Every speaking engagement I do, I always tailor the presentation to the audience. (You can download the link below) These were young, bright students from all over the island, including as far as St. Elizabeth. They were responsive and eager to hear the different options available to them. I explained that their interests don’t have to be narrowed to comedy, fashion and beauty like most of the popular influencers. They can be influencers in finance, culinary arts, the environment, the topics are endless. I also wanted to make sure they understood the dangers of being a minor online and that they need their parent’s permission before they start.

With mobile penetration growing at the rate it is, it’s great to see that the government is looking to empower the next generation on the future of work, which is Digital.

Digital Transformation is something I’m passionate about and I feel that young people need to see what the world has to offer. More than 4.5 billion people use the internet globally and as of January 2019 in Hootsuite ‘s latest report, 1. 20 million of those are in Jamaica. I spoke about how I built my website in a day even though I failed HTML coding in college. 🤔 Now, why don’t you have a blog yet?

ABOUT KINGSTON CREATIVE

This post is brought to you by Love Not Likes partnership with Kingston Creative. All reviews and opinions expressed in this post are based on my personal view.

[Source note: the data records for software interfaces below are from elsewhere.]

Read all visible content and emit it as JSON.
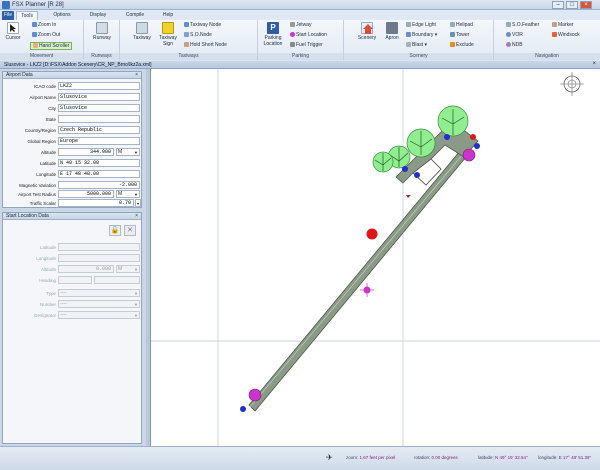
{
  "app": {
    "title": "FSX Planner [R 28]"
  },
  "tabs": [
    "File",
    "Tools",
    "Options",
    "Display",
    "Compile",
    "Help"
  ],
  "ribbon": {
    "movement": {
      "label": "Movement",
      "cursor": "Cursor",
      "zoom_in": "Zoom In",
      "zoom_out": "Zoom Out",
      "hand_scroller": "Hand Scroller"
    },
    "runways": {
      "label": "Runways",
      "runway": "Runway"
    },
    "taxiways": {
      "label": "Taxiways",
      "taxiway": "Taxiway",
      "taxiway_sign": "Taxiway Sign",
      "taxiway_node": "Taxiway Node",
      "s_o_node": "S.O.Node",
      "hold_short_node": "Hold Short Node"
    },
    "parking": {
      "label": "Parking",
      "parking_location": "Parking Location",
      "jetway": "Jetway",
      "start_location": "Start Location",
      "fuel_trigger": "Fuel Trigger"
    },
    "scenery": {
      "label": "Scenery",
      "scenery": "Scenery",
      "apron": "Apron",
      "edge_light": "Edge Light",
      "boundary": "Boundary",
      "blast": "Blast",
      "helipad": "Helipad",
      "tower": "Tower",
      "exclude": "Exclude"
    },
    "navigation": {
      "label": "Navigation",
      "s_o_feather": "S.O.Feather",
      "vor": "VOR",
      "ndb": "NDB",
      "marker": "Marker",
      "windsock": "Windsock"
    }
  },
  "map_bar": {
    "title": "Slusovice - LKZ2 [D:\\FSX\\Addon Scenery\\CR_NP_Brno\\lkz2a.xml]"
  },
  "airport_data": {
    "title": "Airport Data",
    "fields": [
      {
        "label": "ICAO code",
        "value": "LKZ2"
      },
      {
        "label": "Airport Name",
        "value": "Slusovice"
      },
      {
        "label": "City",
        "value": "Slusovice"
      },
      {
        "label": "State",
        "value": ""
      },
      {
        "label": "Country/Region",
        "value": "Czech Republic"
      },
      {
        "label": "Global Region",
        "value": "Europe"
      }
    ],
    "altitude": {
      "label": "Altitude",
      "value": "344.000",
      "unit": "M"
    },
    "latitude": {
      "label": "Latitude",
      "value": "N 49 15 32.00"
    },
    "longitude": {
      "label": "Longitude",
      "value": "E 17 48 48.00"
    },
    "magvar": {
      "label": "Magnetic Variation",
      "value": "-2.000"
    },
    "test_radius": {
      "label": "Airport Test Radius",
      "value": "5000.000",
      "unit": "M"
    },
    "traffic_scalar": {
      "label": "Traffic Scalar",
      "value": "0.70"
    }
  },
  "start_location": {
    "title": "Start Location Data",
    "latitude": "Latitude",
    "longitude": "Longitude",
    "altitude": {
      "label": "Altitude",
      "value": "0.000",
      "unit": "M"
    },
    "heading": "Heading",
    "type": {
      "label": "Type",
      "value": "----"
    },
    "number": {
      "label": "Number",
      "value": "----"
    },
    "designator": {
      "label": "Designator",
      "value": "----"
    }
  },
  "status": {
    "zoom_label": "zoom:",
    "zoom_value": "1.67 feet per pixel",
    "rotation_label": "rotation:",
    "rotation_value": "0.00 degrees",
    "latitude_label": "latitude:",
    "latitude_value": "N 49° 15' 32.54\"",
    "longitude_label": "longitude:",
    "longitude_value": "E 17° 48' 51.39\""
  },
  "colors": {
    "runway": "#8a9a86",
    "runway_edge": "#4d5a4a",
    "tree": "#90ee90",
    "node_blue": "#1f2fd0",
    "parking_magenta": "#cc33cc",
    "jetway_red": "#e01515"
  }
}
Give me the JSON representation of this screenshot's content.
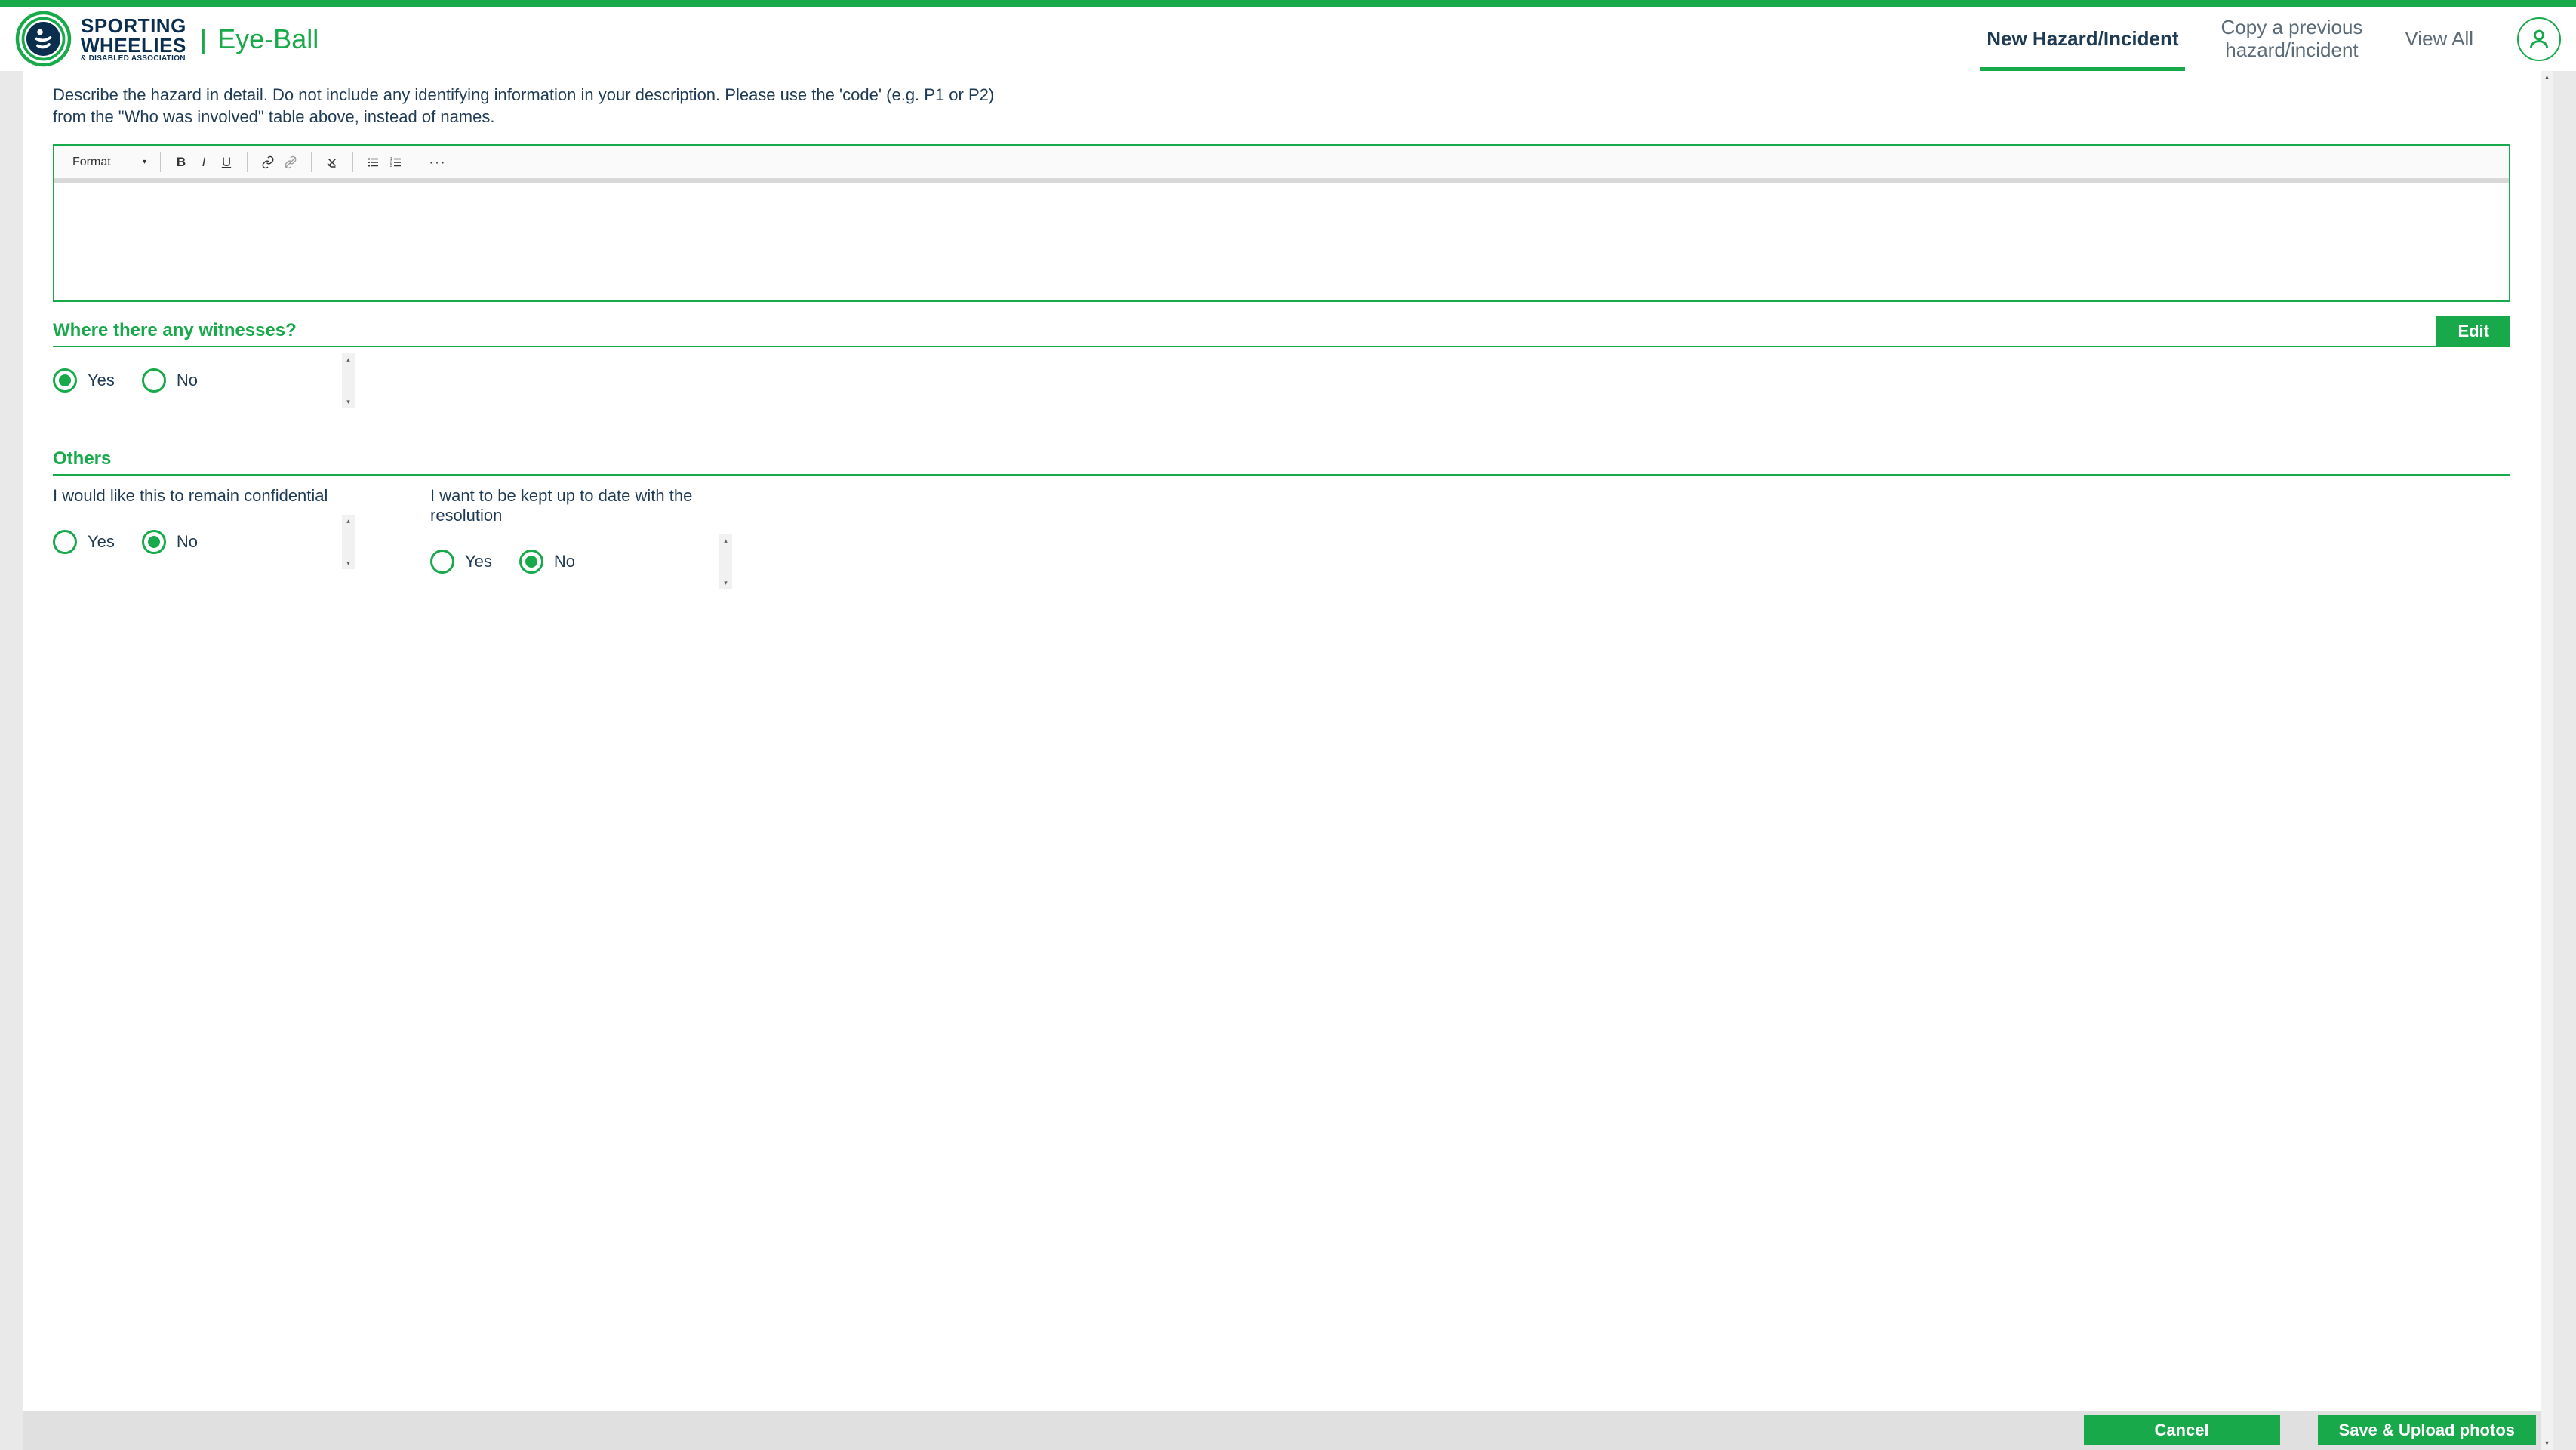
{
  "brand": {
    "line1": "SPORTING",
    "line2": "WHEELIES",
    "line3": "& DISABLED ASSOCIATION"
  },
  "app_title": "Eye-Ball",
  "tabs": {
    "new": "New Hazard/Incident",
    "copy_line1": "Copy a previous",
    "copy_line2": "hazard/incident",
    "view_all": "View All"
  },
  "instruction": "Describe the hazard in detail. Do not include any identifying information in your description. Please use the 'code' (e.g. P1 or P2) from the \"Who was involved\" table above, instead of names.",
  "rte": {
    "format_label": "Format"
  },
  "witnesses": {
    "title": "Where there any witnesses?",
    "edit": "Edit",
    "yes": "Yes",
    "no": "No",
    "selected": "yes"
  },
  "others": {
    "title": "Others",
    "confidential": {
      "question": "I would like this to remain confidential",
      "yes": "Yes",
      "no": "No",
      "selected": "no"
    },
    "resolution": {
      "question": "I want to be kept up to date with the resolution",
      "yes": "Yes",
      "no": "No",
      "selected": "no"
    }
  },
  "footer": {
    "cancel": "Cancel",
    "save": "Save & Upload photos"
  },
  "colors": {
    "accent": "#18a94b",
    "text": "#1f3b54"
  }
}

Kingston Creative is a registered nonprofit organisation that believes that Kingston is the Creative Capital of the Caribbean. More information can be found at www.kingstoncreative.org.  The NGO is developing an Art District and Creative Hub in Downtown Kingston, Jamaica in partnership with the following “First 50” Sponsors.